When you create a combo box and specify it's height, you are actually specifying the entire height, drop-down list included, NOT the height of the control when it is collapsed which is determined by the system based on the size of the font used.

For example, giving the control a height of 100 pixels, the system sizes the control itself to the default (lets say 30 in this case), and when you click on the arrow, the drop down list would be 70 pixels high, for a total of 100 pixels.

If you use the VC++ resource editor to place the combo on your dialog, you will notice you can't size it vertically. Unless you click on the arrow in the editor, and it will then change the focus rectangle to indicate you are sizing the dropdown list, and you can set the height to whatever you want.

What about all the other controls!

Well I could give examples of all of the other controls, but that's what MSDN and Petzold are for :) If you can't figure out how to use them, you probably need to re-read some parts of this tutorial, or get a book which will explain things more thouroughly.

I'd like to give you a link to a useful page on MSDN, but Microsoft seems to be determined to prevent me from doing so as links to individual MSDN pages either change rapidly or don't work period. Therefor you'll probably have to figure out how to get around yourself, look around for sections like User Interface Services, and Windows Controls, sometimes under a Platform SDK section.

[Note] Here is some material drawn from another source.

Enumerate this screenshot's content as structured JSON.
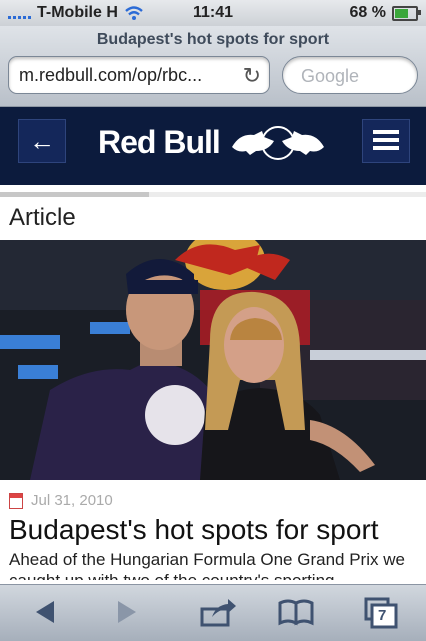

MSDN - Windows Controls

 
Copyright © 1998-2013, Brook Miles (tut...@winprog.org). All rights reserved.